• **Problem details**:
Below are the records. Gather each line that holds "birth".
START Dataset records
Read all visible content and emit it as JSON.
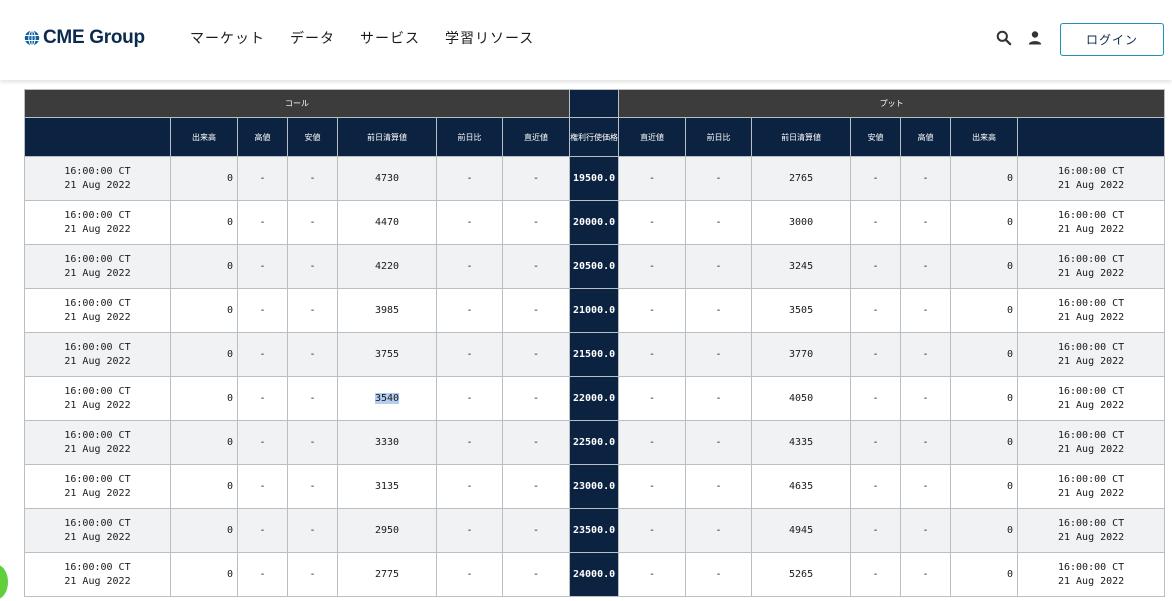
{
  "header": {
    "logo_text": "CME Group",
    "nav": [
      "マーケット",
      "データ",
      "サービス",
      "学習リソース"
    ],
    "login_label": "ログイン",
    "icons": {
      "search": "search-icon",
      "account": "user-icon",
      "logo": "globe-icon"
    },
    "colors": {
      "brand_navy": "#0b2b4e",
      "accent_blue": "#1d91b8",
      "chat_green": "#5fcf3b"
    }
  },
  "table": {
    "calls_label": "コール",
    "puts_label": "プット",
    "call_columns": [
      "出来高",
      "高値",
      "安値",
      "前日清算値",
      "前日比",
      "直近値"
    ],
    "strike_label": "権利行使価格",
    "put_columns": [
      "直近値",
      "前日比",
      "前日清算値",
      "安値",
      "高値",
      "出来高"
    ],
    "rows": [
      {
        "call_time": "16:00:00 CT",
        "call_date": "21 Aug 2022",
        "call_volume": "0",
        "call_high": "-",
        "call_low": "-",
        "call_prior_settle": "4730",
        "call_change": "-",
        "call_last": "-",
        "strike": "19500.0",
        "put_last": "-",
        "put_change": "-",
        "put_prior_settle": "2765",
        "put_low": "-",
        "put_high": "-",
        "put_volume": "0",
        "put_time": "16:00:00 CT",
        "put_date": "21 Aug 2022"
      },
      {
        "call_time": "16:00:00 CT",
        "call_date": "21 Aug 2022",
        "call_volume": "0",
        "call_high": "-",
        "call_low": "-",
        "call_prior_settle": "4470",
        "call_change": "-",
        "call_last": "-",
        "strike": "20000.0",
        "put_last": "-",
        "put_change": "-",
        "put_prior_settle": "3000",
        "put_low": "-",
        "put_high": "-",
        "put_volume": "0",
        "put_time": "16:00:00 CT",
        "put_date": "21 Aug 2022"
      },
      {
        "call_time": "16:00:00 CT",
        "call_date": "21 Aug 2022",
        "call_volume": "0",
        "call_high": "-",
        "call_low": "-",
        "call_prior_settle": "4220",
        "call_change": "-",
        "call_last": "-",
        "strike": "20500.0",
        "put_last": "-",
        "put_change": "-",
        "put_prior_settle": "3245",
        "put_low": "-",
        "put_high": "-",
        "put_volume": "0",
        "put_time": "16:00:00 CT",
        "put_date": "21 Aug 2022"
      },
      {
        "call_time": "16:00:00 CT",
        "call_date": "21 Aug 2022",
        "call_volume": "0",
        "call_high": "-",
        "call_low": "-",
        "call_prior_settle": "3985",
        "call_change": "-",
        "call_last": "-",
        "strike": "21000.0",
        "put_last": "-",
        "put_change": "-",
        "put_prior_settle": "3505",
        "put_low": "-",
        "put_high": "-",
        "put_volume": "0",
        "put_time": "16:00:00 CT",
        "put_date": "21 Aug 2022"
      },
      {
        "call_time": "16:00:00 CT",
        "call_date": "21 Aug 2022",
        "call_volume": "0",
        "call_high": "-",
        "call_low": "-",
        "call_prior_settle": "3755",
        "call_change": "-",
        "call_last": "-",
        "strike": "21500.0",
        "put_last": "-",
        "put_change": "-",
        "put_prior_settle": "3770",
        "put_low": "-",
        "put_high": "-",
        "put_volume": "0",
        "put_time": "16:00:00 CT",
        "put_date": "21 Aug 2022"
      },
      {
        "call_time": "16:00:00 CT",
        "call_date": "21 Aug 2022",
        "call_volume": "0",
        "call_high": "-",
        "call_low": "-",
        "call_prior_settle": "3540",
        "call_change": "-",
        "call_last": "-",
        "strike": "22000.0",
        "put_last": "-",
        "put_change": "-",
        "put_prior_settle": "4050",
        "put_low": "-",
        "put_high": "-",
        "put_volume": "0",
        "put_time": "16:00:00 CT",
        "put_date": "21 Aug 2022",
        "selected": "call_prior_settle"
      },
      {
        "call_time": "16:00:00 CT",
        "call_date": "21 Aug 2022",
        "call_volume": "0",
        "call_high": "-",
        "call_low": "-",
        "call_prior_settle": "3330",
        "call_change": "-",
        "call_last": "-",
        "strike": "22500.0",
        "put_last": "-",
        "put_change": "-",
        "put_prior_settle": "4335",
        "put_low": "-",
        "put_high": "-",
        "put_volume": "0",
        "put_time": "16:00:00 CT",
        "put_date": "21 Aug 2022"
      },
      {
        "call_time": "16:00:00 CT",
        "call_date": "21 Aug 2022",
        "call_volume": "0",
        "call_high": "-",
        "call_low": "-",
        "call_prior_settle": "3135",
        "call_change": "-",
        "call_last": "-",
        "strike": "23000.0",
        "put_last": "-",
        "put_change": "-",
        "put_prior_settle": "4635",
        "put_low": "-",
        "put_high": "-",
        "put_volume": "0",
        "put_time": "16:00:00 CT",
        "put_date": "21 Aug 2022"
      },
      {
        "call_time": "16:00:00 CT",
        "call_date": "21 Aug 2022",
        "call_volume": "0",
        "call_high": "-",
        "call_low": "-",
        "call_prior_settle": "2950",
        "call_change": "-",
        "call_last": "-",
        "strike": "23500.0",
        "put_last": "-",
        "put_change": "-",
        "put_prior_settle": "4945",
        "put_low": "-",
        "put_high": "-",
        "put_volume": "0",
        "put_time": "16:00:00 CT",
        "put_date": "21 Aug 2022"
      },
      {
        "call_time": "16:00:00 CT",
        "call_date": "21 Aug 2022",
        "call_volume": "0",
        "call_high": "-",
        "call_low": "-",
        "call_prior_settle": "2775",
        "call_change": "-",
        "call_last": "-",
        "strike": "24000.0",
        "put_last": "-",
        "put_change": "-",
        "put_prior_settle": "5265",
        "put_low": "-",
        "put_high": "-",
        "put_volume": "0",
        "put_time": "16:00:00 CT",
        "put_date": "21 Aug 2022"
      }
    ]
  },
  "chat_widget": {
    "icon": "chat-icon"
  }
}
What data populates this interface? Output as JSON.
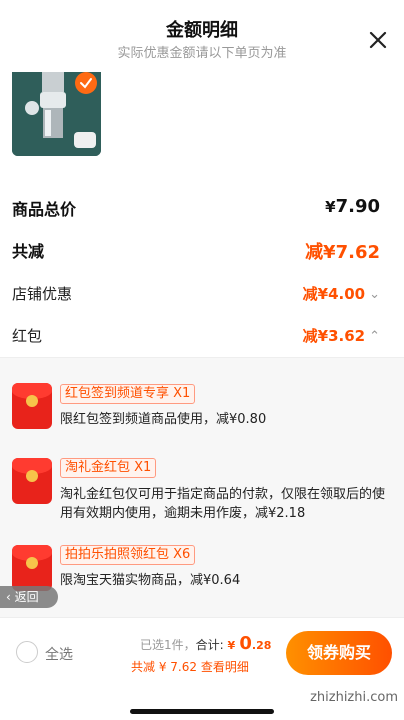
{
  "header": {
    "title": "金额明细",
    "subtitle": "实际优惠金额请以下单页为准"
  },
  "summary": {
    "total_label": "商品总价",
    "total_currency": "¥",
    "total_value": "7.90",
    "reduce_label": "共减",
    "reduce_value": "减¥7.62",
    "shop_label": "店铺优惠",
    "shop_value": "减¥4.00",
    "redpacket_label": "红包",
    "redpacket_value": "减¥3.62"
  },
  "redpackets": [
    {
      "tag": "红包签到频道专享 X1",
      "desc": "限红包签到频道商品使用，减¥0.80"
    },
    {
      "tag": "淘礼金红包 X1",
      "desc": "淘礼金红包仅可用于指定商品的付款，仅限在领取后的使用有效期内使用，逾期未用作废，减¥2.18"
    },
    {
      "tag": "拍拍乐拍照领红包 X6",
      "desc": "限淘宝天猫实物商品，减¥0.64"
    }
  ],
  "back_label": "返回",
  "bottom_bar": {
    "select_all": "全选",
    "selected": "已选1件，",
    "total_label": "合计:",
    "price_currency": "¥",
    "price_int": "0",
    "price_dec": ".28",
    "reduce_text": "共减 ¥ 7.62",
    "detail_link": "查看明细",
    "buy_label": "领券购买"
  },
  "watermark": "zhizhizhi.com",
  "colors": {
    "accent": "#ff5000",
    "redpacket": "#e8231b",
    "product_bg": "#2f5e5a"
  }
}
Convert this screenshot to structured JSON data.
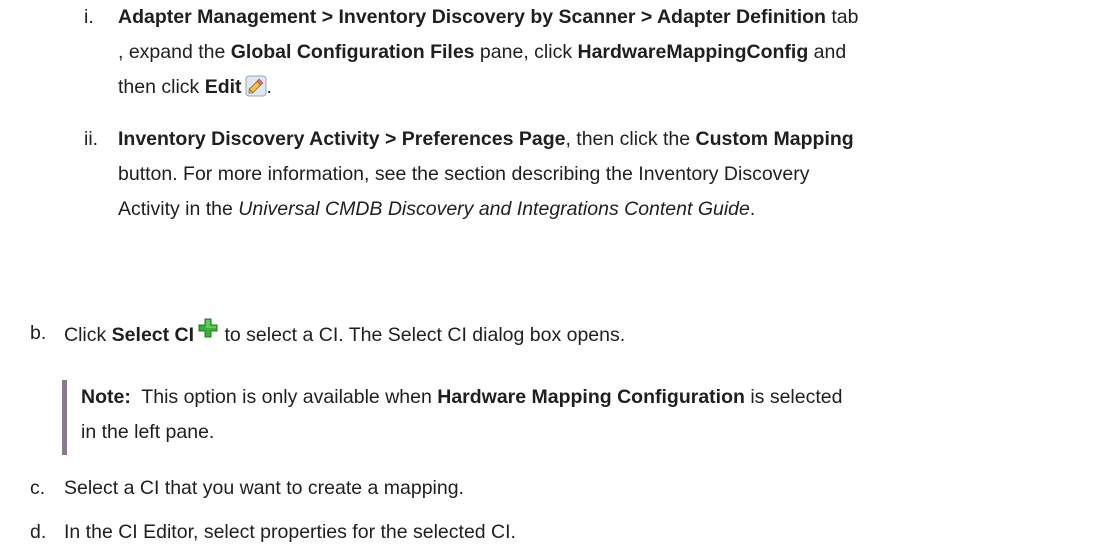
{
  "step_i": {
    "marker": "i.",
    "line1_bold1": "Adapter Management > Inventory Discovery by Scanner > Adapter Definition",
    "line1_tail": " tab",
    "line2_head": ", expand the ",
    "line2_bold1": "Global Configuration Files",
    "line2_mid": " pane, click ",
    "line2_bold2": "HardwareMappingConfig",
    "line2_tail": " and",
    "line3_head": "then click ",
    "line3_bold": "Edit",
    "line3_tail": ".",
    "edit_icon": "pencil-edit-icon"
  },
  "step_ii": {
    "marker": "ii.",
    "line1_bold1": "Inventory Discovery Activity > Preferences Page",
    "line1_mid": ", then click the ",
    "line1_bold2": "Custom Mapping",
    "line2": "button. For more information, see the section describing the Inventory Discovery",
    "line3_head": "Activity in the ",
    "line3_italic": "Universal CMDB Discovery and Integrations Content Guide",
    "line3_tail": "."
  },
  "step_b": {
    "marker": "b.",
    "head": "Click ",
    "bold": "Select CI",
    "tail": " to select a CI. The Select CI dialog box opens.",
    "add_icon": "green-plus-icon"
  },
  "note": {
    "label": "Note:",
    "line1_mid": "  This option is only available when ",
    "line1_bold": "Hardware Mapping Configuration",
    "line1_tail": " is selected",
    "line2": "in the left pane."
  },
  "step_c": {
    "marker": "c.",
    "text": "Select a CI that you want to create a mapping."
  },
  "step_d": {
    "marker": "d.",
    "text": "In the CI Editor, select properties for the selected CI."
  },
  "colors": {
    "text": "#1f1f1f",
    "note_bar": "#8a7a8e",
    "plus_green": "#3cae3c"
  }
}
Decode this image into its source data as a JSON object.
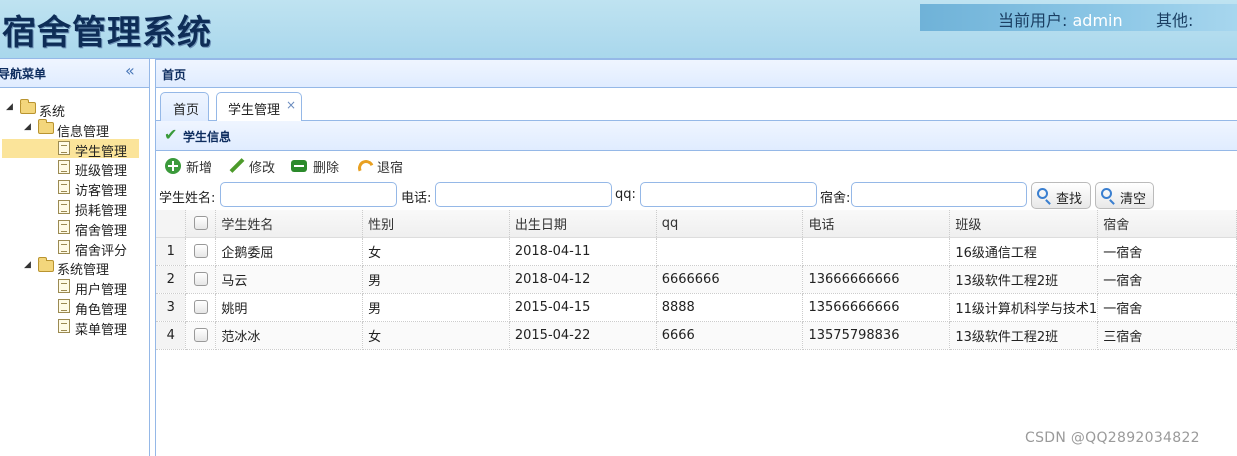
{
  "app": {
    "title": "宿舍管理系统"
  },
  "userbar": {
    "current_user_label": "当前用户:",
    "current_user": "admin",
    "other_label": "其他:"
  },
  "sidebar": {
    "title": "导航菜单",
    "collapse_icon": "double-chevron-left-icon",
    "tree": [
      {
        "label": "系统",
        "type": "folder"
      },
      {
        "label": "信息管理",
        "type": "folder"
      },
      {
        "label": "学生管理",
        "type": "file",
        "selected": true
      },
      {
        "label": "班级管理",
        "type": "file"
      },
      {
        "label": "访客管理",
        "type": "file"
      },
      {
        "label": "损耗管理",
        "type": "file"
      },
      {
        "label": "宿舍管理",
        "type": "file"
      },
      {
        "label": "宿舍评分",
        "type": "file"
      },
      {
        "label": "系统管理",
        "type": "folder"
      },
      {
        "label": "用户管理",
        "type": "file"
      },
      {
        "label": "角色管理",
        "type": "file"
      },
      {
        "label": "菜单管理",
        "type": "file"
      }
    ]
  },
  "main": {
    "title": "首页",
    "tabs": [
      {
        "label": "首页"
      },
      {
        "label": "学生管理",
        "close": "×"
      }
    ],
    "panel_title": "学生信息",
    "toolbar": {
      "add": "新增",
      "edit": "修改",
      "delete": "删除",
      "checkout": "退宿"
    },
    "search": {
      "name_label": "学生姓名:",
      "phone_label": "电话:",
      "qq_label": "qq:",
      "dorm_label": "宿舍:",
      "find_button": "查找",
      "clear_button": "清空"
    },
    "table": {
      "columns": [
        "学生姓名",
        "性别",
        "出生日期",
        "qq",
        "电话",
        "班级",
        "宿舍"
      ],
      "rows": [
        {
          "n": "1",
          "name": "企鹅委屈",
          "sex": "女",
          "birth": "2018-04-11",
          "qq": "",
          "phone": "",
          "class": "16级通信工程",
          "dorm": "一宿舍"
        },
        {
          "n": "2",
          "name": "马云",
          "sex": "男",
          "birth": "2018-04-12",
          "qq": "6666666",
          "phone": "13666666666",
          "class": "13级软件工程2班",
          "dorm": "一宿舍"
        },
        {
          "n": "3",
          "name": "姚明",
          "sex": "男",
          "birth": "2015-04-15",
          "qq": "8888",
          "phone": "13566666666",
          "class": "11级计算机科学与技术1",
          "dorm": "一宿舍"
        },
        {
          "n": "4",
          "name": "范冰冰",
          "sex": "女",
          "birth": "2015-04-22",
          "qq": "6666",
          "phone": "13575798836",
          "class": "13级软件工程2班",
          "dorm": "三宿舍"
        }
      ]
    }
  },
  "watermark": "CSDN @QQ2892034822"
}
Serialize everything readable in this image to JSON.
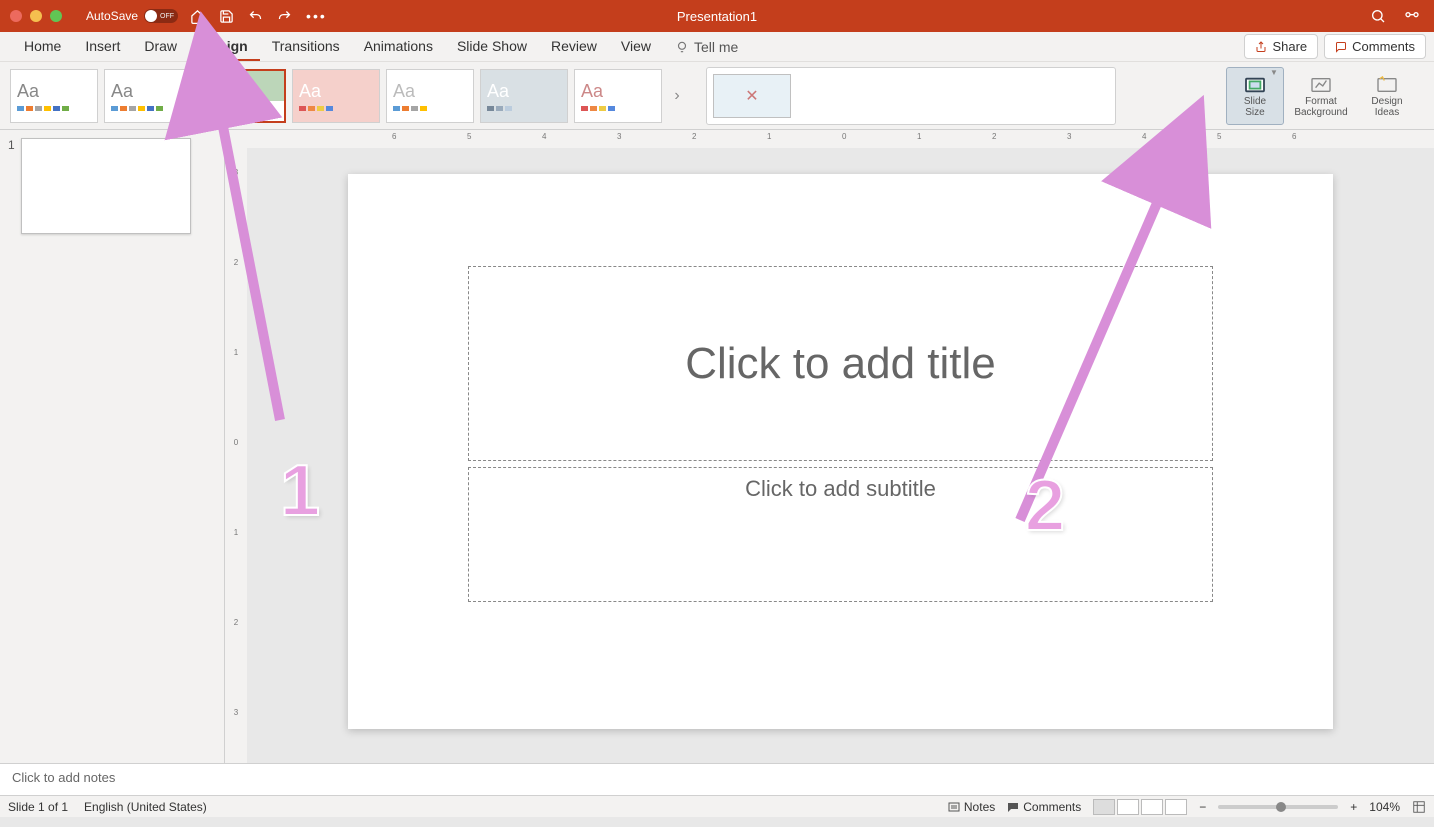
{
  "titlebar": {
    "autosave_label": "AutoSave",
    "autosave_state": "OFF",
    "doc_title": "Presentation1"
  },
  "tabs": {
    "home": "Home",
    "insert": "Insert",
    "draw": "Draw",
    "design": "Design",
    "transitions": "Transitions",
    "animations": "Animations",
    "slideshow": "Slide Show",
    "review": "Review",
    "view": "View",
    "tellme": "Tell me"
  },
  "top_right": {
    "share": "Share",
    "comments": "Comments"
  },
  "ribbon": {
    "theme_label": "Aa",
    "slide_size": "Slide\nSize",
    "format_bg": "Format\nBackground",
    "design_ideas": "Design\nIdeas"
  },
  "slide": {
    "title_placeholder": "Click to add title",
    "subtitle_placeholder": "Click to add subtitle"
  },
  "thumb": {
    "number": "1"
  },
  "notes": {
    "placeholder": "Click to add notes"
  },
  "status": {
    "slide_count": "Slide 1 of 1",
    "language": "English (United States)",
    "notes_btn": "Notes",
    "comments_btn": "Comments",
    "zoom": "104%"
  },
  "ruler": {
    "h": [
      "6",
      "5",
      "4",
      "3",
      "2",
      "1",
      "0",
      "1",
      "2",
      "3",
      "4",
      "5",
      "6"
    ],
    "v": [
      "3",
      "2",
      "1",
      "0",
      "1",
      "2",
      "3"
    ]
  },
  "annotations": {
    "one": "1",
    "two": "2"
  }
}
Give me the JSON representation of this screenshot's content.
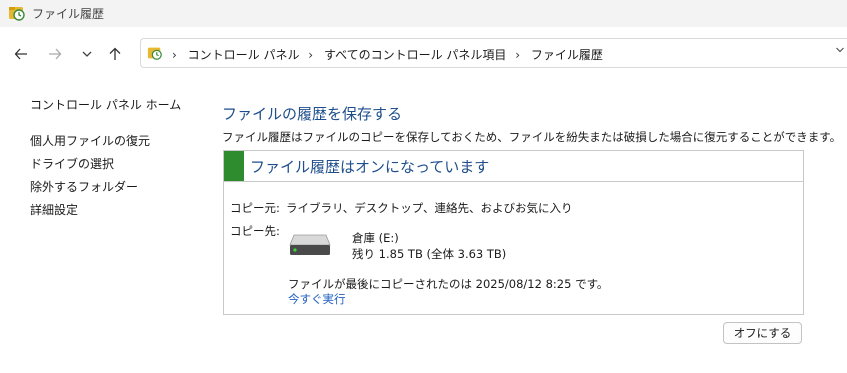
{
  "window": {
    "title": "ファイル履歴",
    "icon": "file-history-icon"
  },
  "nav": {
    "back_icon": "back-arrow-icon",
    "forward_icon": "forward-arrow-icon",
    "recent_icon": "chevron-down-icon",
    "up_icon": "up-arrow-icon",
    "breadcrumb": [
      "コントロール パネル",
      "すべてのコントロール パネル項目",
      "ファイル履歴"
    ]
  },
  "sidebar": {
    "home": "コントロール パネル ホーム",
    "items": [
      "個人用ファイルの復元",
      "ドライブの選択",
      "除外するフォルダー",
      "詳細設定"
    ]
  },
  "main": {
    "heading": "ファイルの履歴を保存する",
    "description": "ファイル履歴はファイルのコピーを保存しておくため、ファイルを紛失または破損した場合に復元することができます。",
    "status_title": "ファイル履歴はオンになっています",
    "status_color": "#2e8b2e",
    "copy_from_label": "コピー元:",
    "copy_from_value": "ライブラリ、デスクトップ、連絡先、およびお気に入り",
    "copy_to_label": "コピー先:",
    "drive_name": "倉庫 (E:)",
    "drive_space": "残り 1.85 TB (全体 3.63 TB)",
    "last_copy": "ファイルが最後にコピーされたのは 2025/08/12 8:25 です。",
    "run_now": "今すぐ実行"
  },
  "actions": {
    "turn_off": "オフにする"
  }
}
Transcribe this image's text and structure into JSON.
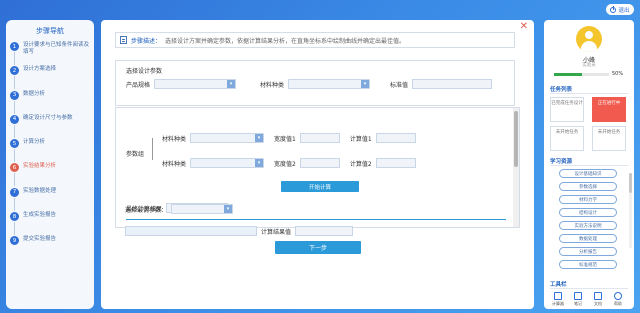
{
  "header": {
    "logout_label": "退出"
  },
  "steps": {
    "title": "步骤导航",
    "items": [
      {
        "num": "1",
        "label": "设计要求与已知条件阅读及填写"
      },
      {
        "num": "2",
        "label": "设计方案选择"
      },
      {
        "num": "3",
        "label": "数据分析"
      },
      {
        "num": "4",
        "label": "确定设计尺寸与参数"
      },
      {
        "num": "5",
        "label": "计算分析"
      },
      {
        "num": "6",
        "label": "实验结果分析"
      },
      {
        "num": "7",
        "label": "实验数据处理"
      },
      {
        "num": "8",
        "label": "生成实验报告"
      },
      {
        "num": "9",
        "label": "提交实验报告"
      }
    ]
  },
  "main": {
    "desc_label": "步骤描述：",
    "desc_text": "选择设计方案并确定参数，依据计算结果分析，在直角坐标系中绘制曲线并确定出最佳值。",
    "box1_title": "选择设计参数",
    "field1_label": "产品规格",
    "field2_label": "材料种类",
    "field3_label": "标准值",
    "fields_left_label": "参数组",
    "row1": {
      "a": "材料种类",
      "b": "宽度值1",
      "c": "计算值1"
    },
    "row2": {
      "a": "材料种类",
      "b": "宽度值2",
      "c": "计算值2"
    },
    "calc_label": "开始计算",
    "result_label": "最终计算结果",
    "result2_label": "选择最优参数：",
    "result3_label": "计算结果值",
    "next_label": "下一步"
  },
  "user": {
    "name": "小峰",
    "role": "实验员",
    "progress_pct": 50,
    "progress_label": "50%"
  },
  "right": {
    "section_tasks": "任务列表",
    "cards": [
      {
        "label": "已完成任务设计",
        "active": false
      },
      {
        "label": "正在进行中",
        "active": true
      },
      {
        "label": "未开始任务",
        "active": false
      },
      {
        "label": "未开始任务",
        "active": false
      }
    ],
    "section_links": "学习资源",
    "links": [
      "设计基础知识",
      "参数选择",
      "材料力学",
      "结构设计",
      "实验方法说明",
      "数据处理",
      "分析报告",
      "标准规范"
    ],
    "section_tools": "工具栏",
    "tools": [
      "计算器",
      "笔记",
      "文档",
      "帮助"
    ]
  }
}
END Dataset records
• **Reply to the exercise**:
          "birth": "2018-04-11",
          "birth": "2018-04-12",
          "birth": "2015-04-15",
          "birth": "2015-04-22",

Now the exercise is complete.